WARNING: The below article and the above video contain descriptions and images of extreme animal neglect that some may find disturbing.
STRATFORD, Okla. (KFOR) – An Oklahoma animal shelter rescued dozens of malnourished cats as the owner’s health deteriorates in Garvin County.
“We got in and there were cats everywhere,” said Katherine Piatt, president of 9 Lives Rescue of Oklahoma. “There were cats on the front porch. There were cats in the grass area.”
Piatt’s affection for animals started at a young age.
“Ever since I was little, I love people, I love animals, but it’s heartbreaking to see the situation that these animals are in,” said Piatt.
She, along with Caitlin Sumler, started the nonprofit in early 2017. This is the second time the organization has been called to Stratford for help.
Eight-year-old Merlin was one of 14 cats rescued from deplorable living conditions at an overgrown home.
Piatt said the pet owner could not care for them after being sent to hospice care and diagnosed with brain and lung cancers.
“The house was caked in feces. Everywhere the ground squished when you walked in it,” said Piatt.
At the home, Piatt and Sumler counted 31 cats, but they could only take in 14. They said most of them weren’t spayed or neutered.

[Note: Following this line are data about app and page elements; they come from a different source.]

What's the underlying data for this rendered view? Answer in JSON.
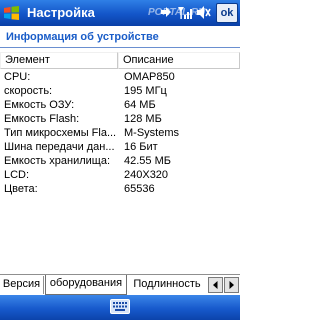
{
  "titlebar": {
    "title": "Настройка",
    "watermark": "PORTAL.RU",
    "ok_label": "ok"
  },
  "page": {
    "title": "Информация об устройстве"
  },
  "table": {
    "headers": [
      "Элемент",
      "Описание"
    ],
    "rows": [
      [
        "CPU:",
        "OMAP850"
      ],
      [
        "скорость:",
        "195 МГц"
      ],
      [
        "Емкость ОЗУ:",
        "64 МБ"
      ],
      [
        "Емкость Flash:",
        "128 МБ"
      ],
      [
        "Тип микросхемы Fla...",
        "M-Systems"
      ],
      [
        "Шина передачи дан...",
        "16 Бит"
      ],
      [
        "Емкость хранилища:",
        "42.55 МБ"
      ],
      [
        "LCD:",
        "240X320"
      ],
      [
        "Цвета:",
        "65536"
      ]
    ]
  },
  "tabs": [
    {
      "label": "Версия"
    },
    {
      "label": "оборудования",
      "selected": true
    },
    {
      "label": "Подлинность"
    }
  ],
  "icons": {
    "start": "windows-start-icon",
    "connectivity": "connectivity-icon",
    "signal": "signal-icon",
    "volume": "volume-icon",
    "keyboard": "keyboard-icon"
  },
  "colors": {
    "titlebar": "#1355c8",
    "page_title": "#1a5dc8"
  }
}
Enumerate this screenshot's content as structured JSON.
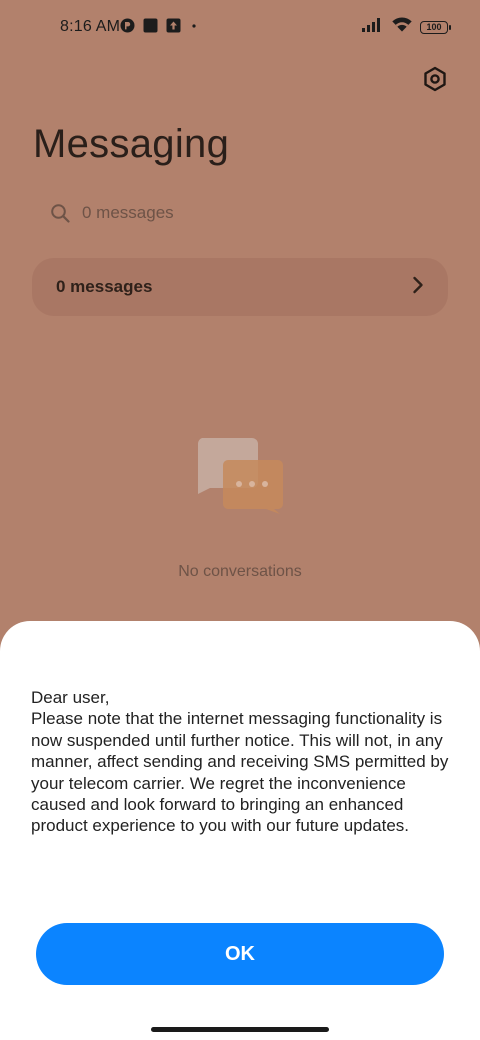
{
  "status_bar": {
    "time": "8:16 AM",
    "battery": "100",
    "icons": [
      "app-notification-icon",
      "square-notification-icon",
      "upload-notification-icon",
      "dot-icon",
      "signal-icon",
      "wifi-icon",
      "battery-icon"
    ]
  },
  "header": {
    "title": "Messaging",
    "settings_icon": "settings-icon"
  },
  "search": {
    "placeholder": "0 messages"
  },
  "summary_card": {
    "label": "0 messages"
  },
  "empty_state": {
    "text": "No conversations"
  },
  "dialog": {
    "greeting": "Dear user,",
    "message": "Please note that the internet messaging functionality is now suspended until further notice. This will not, in any manner, affect sending and receiving SMS permitted by your telecom carrier. We regret the inconvenience caused and look forward to bringing an enhanced product experience to you with our future updates.",
    "ok_label": "OK"
  },
  "colors": {
    "background_dim": "#b2816c",
    "sheet": "#ffffff",
    "primary_button": "#0b84ff"
  }
}
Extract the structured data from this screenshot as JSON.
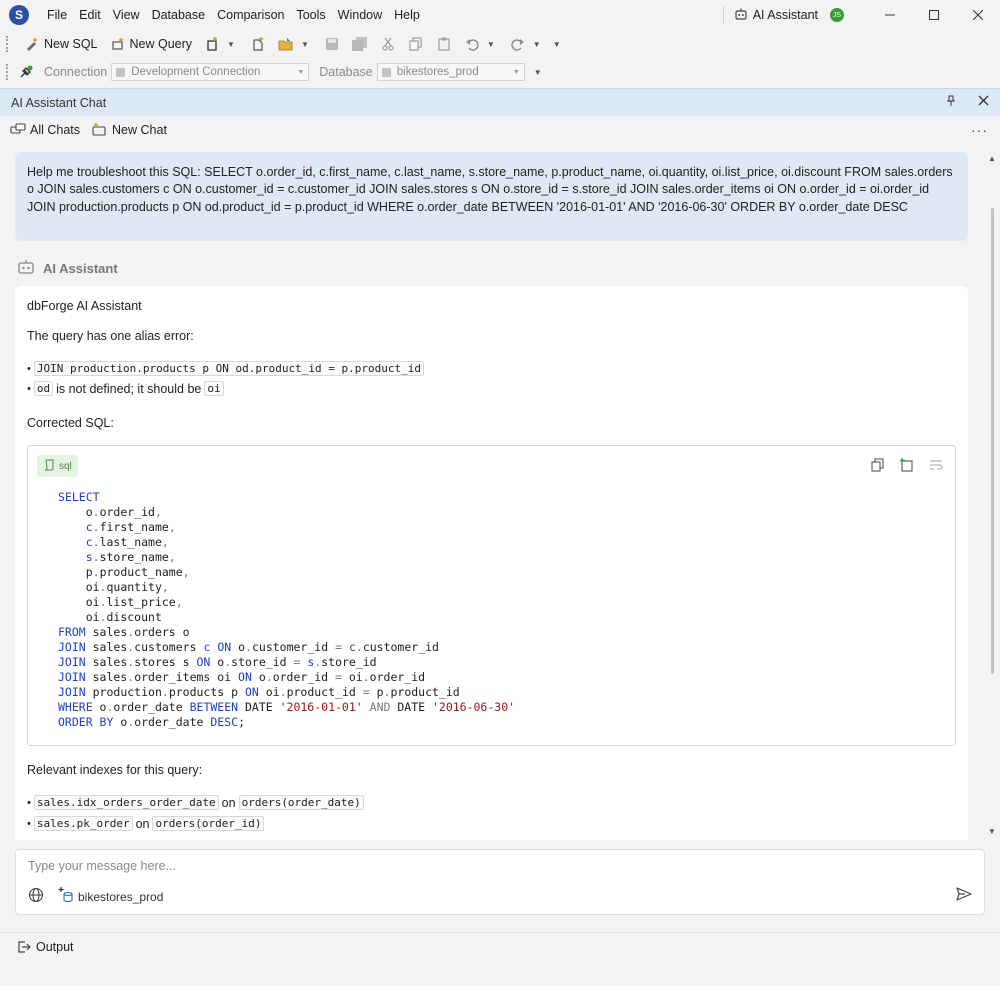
{
  "menu": [
    "File",
    "Edit",
    "View",
    "Database",
    "Comparison",
    "Tools",
    "Window",
    "Help"
  ],
  "titlebar": {
    "ai_assistant": "AI Assistant",
    "avatar_initials": "JS"
  },
  "toolbar": {
    "new_sql": "New SQL",
    "new_query": "New Query"
  },
  "connection": {
    "label": "Connection",
    "value": "Development Connection",
    "db_label": "Database",
    "db_value": "bikestores_prod"
  },
  "panel": {
    "title": "AI Assistant Chat",
    "all_chats": "All Chats",
    "new_chat": "New Chat"
  },
  "user_message": "Help me troubleshoot this SQL: SELECT o.order_id, c.first_name, c.last_name, s.store_name, p.product_name, oi.quantity, oi.list_price, oi.discount FROM sales.orders o JOIN sales.customers c ON o.customer_id = c.customer_id JOIN sales.stores s ON o.store_id = s.store_id JOIN sales.order_items oi ON o.order_id = oi.order_id JOIN production.products p ON od.product_id = p.product_id WHERE o.order_date BETWEEN '2016-01-01' AND '2016-06-30' ORDER BY o.order_date DESC",
  "assistant": {
    "name": "AI Assistant",
    "header": "dbForge AI Assistant",
    "intro": "The query has one alias error:",
    "bullet1_code": "JOIN production.products p ON od.product_id = p.product_id",
    "bullet2_code_a": "od",
    "bullet2_text": "is not defined; it should be",
    "bullet2_code_b": "oi",
    "corrected_label": "Corrected SQL:",
    "code_lang": "sql",
    "indexes_label": "Relevant indexes for this query:",
    "idx1_a": "sales.idx_orders_order_date",
    "idx1_on": "on",
    "idx1_b": "orders(order_date)",
    "idx2_a": "sales.pk_order",
    "idx2_on": "on",
    "idx2_b": "orders(order_id)"
  },
  "input": {
    "placeholder": "Type your message here...",
    "context_db": "bikestores_prod"
  },
  "status": {
    "output": "Output"
  },
  "colors": {
    "keyword": "#1f3fbf",
    "string": "#a31515",
    "panel_header": "#dde8f7",
    "user_bubble": "#dfe8f5"
  }
}
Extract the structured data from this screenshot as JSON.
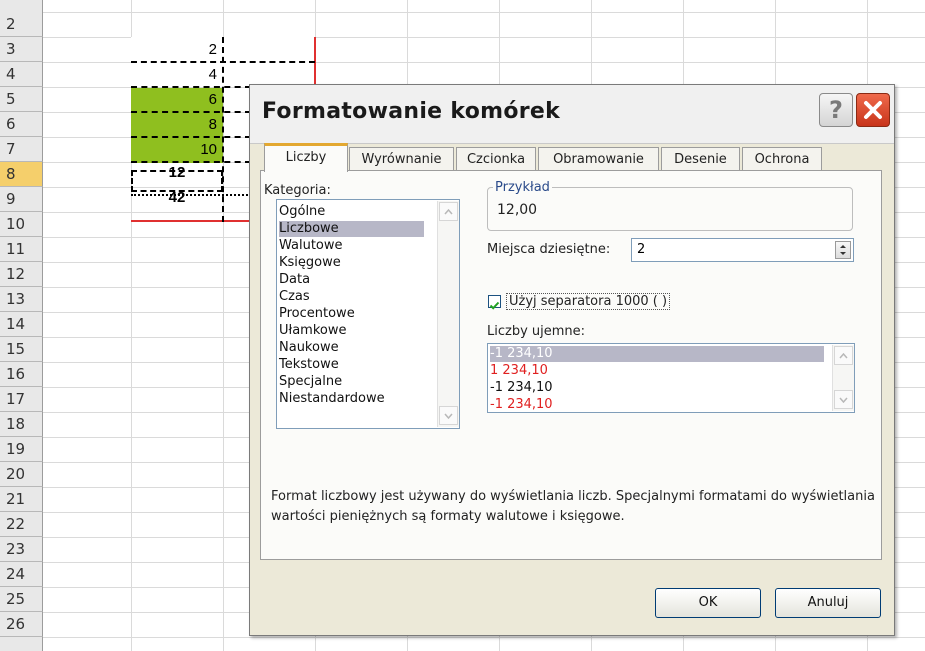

“It was just devastating to see that somebody was living in these types of conditions with the smell of ammonia in the air,” said Piatt.
Piatt said the cats have upper respiratory infections and flea dermatitis. She said animal hoarding was a factor in this case.
The C.E.O of the Central Oklahoma Humane Society, Dana McCrory, said animal hoarding is much more common than you think.
“We can’t say for certain that animal hoarding cases are on the rise in Oklahoma, but they are definitely present,” said McCrory. “Many times, when the hoarding situation is brought to our attention, it’s too late. So, act on your instincts. If you think it’s happening, if you see, if you smell it, tell us you need help.”
The Humane Society receives at least one call a week about animal hoarding. The society, along with Piatt, said in most cases, owners mean well, but simply cannot afford to care for them.
“They really and truly believe their animals are loved and being cared for,” said Piatt. “Sometimes, it’s a happy story. Sometimes we get perfectly healthy fluffy kittens that need homes – that’s easy. But more often than not, we get heartbreaking cases where they are in terrible conditions and they have been suffering for a long time.”
Piatt said Oklahoma needs more people wanting to foster pets. Her nonprofit operates fully on donations.
If you would like to help or adopt the animals, click here.